| Required work |
Give back every record exactly, with its pictures left out.
#####
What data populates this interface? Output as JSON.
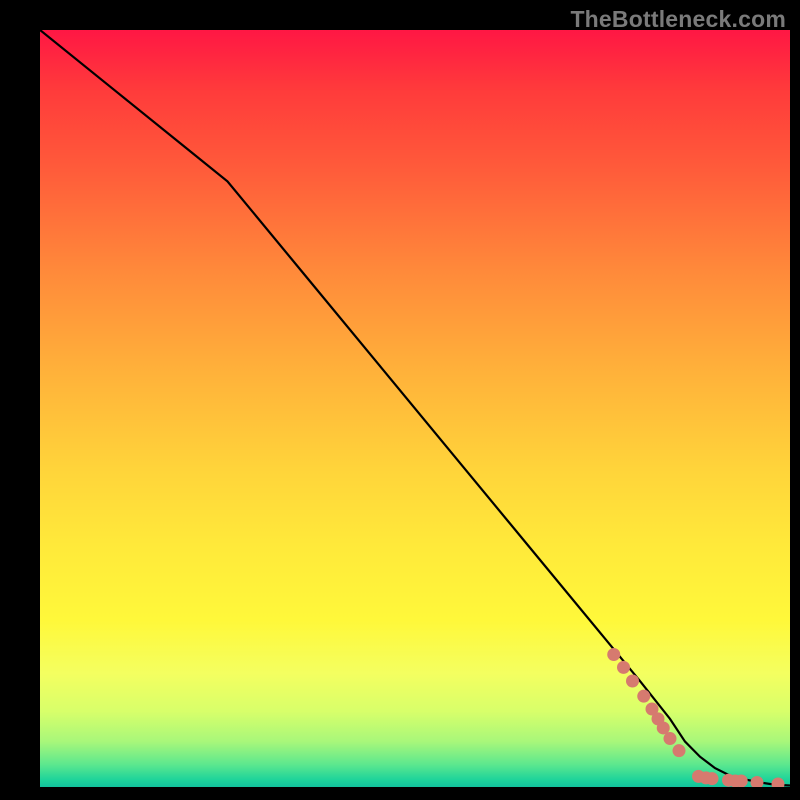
{
  "attribution": "TheBottleneck.com",
  "colors": {
    "marker": "#d67a6f",
    "curve": "#000000",
    "background_top": "#ff1744",
    "background_bottom": "#12c29c",
    "frame": "#000000"
  },
  "chart_data": {
    "type": "line",
    "title": "",
    "xlabel": "",
    "ylabel": "",
    "xlim": [
      0,
      100
    ],
    "ylim": [
      0,
      100
    ],
    "grid": false,
    "legend": false,
    "series": [
      {
        "name": "curve",
        "x": [
          0,
          10,
          20,
          25,
          35,
          45,
          55,
          65,
          75,
          80,
          84,
          86,
          88,
          90,
          92,
          94,
          96,
          98,
          100
        ],
        "y": [
          100,
          92,
          84,
          80,
          68,
          56,
          44,
          32,
          20,
          14,
          9,
          6,
          4,
          2.5,
          1.5,
          1,
          0.6,
          0.3,
          0.2
        ]
      }
    ],
    "markers": [
      {
        "x": 76.5,
        "y": 17.5
      },
      {
        "x": 77.8,
        "y": 15.8
      },
      {
        "x": 79.0,
        "y": 14.0
      },
      {
        "x": 80.5,
        "y": 12.0
      },
      {
        "x": 81.6,
        "y": 10.3
      },
      {
        "x": 82.4,
        "y": 9.0
      },
      {
        "x": 83.1,
        "y": 7.8
      },
      {
        "x": 84.0,
        "y": 6.4
      },
      {
        "x": 85.2,
        "y": 4.8
      },
      {
        "x": 87.8,
        "y": 1.4
      },
      {
        "x": 88.8,
        "y": 1.2
      },
      {
        "x": 89.6,
        "y": 1.1
      },
      {
        "x": 91.8,
        "y": 0.9
      },
      {
        "x": 92.7,
        "y": 0.8
      },
      {
        "x": 93.5,
        "y": 0.8
      },
      {
        "x": 95.6,
        "y": 0.6
      },
      {
        "x": 98.4,
        "y": 0.4
      }
    ],
    "marker_radius_px": 6.5
  }
}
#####
| Task answer |
What data populates this interface? Output as JSON.
{
  "attribution": "TheBottleneck.com",
  "colors": {
    "marker": "#d67a6f",
    "curve": "#000000",
    "background_top": "#ff1744",
    "background_bottom": "#12c29c",
    "frame": "#000000"
  },
  "chart_data": {
    "type": "line",
    "title": "",
    "xlabel": "",
    "ylabel": "",
    "xlim": [
      0,
      100
    ],
    "ylim": [
      0,
      100
    ],
    "grid": false,
    "legend": false,
    "series": [
      {
        "name": "curve",
        "x": [
          0,
          10,
          20,
          25,
          35,
          45,
          55,
          65,
          75,
          80,
          84,
          86,
          88,
          90,
          92,
          94,
          96,
          98,
          100
        ],
        "y": [
          100,
          92,
          84,
          80,
          68,
          56,
          44,
          32,
          20,
          14,
          9,
          6,
          4,
          2.5,
          1.5,
          1,
          0.6,
          0.3,
          0.2
        ]
      }
    ],
    "markers": [
      {
        "x": 76.5,
        "y": 17.5
      },
      {
        "x": 77.8,
        "y": 15.8
      },
      {
        "x": 79.0,
        "y": 14.0
      },
      {
        "x": 80.5,
        "y": 12.0
      },
      {
        "x": 81.6,
        "y": 10.3
      },
      {
        "x": 82.4,
        "y": 9.0
      },
      {
        "x": 83.1,
        "y": 7.8
      },
      {
        "x": 84.0,
        "y": 6.4
      },
      {
        "x": 85.2,
        "y": 4.8
      },
      {
        "x": 87.8,
        "y": 1.4
      },
      {
        "x": 88.8,
        "y": 1.2
      },
      {
        "x": 89.6,
        "y": 1.1
      },
      {
        "x": 91.8,
        "y": 0.9
      },
      {
        "x": 92.7,
        "y": 0.8
      },
      {
        "x": 93.5,
        "y": 0.8
      },
      {
        "x": 95.6,
        "y": 0.6
      },
      {
        "x": 98.4,
        "y": 0.4
      }
    ],
    "marker_radius_px": 6.5
  }
}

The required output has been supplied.